The advent of the national "Do-Not-Call" phone solicitation registry last year was a landmark achievement in terms of consumer rights, and the enthusiasm with which the public embraced the idea surprised many legislators. (The same groundswell of enthusiasm also frightened those companies that rely on such solicitation as a cornerstone of their basic business models!)
But as countless news articles on e-mail spamming have underscored in recent months, the national registry barely scratches the surface when it comes to the opportunities that exist for companies to bombard the public with various forms of unwanted solicitation.
Lost in many such discussions is the real mutual value that is provided when individuals give permission to companies and suppliers they trust to keep them informed about new products, applications and services that may be of real interest. I personallywelcome and regularly use information provided by various companies I've given permission to send me news and product information related to my personal and professional interests.
It's also worth pointing out that companies like FM's parent, Penton Media, have a vested interest in such "permission-based marketing;" and most of the advertisers that make the magazine possible believe in it as well. (These are the folks who pay to send you your copy of FM "free" each month).
So while I encourage FM readers to give permission to our business partners to approach you via e-mail with foodservice specific information, I am also a big believer in the idea that you should take control over such access using the tools that are available to you.
Responsible companies post their privacy policies, enforce them, and respect the wishes of individuals who make it clear that solications are unwanted. Opt-out procedures that let you remove yourself from their lists should be available so that excessive or unwanted solications from them can be reliably stopped.
But what about all of the other marketers out there who obtain your home or e-mail address or phone number from unknown sources and have little interest in your wish to curtail unwanted advances? Here are a few of the options available to you:
Sick of getting credit card solicitations in the mail? While most financial institutions you do business with reserve the right to solicit you for all types of services offered by them and their business partners in the fine print of initial agreements, you can reduce the flood of credit card offers that come in the mail by registering your wishes with the main credit bureaus that regularly include you on lists sold to banks you don't do busines with. The opt-out number is 888-567-8688.
Registering on the federal Do Not Call registry stops most phone solicitors from putting your home phone number on their call lists. It's easy to register online, and registration is good for five years. For details, log on to url www. donotcall.gov/default.aspx.

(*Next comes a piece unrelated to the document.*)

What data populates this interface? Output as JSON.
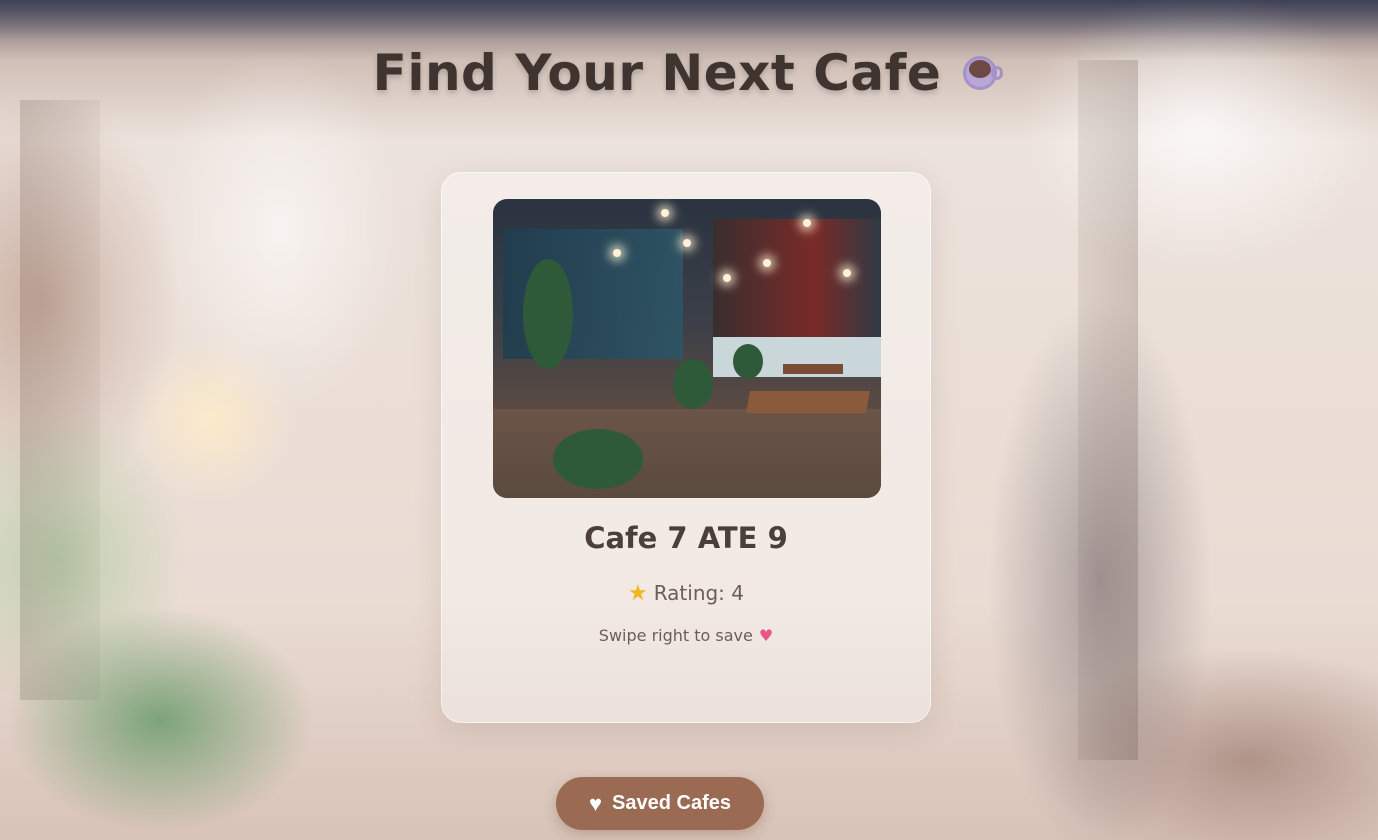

There are certain categories of solicitors, including nonprofits, that are not covered by the Federal Do-Not-Call Registry. If you want some extra blocking protection, it's also useful to register your preferences with the Direct Marketing Association, which includes some otherwise exempt organizations among its membership.That url is www. dmaconsumers.org.
On the web-surfing front, ad cookies that are inserted in your browser as you surf the web are another problem. Many, like those of market-leader Double Click, Inc., secretly collect personal information about your browsing habits and interests and use this information to send targeted (but unwanted) ads your way as you browse in the future. While the creativity of software writers and e-marketers makes it difficult to avoid such advertising entirely, there are ways to remain more anonymous.
One is provided by Double Click itself, which lets you select an "opt out" cookie to prevent information from being uniquely associated with your browser. For info on how to activate this option, log on to url www.doubleclick.com/us/privacy
The worst spam offenders employ a multitude of tricks to find out your e-mail address. One of the most common is their use of software "spiders" that seek e-mail addresses posted on public web sites. If you have a choice, don't allow your e-mail address to be posted on a site, since it's a virtual certainty that it will be found and used by spammers. Posting your e-mail address is like opening Pandora's Box: once the address is out, you can't get it back in. For the same reason, don't use your regular email address in chat rooms.
Cell phone spam that takes advantage of text-messaging features promises to create a new range of headaches; again, be careful about how widely you make your cellphone number available.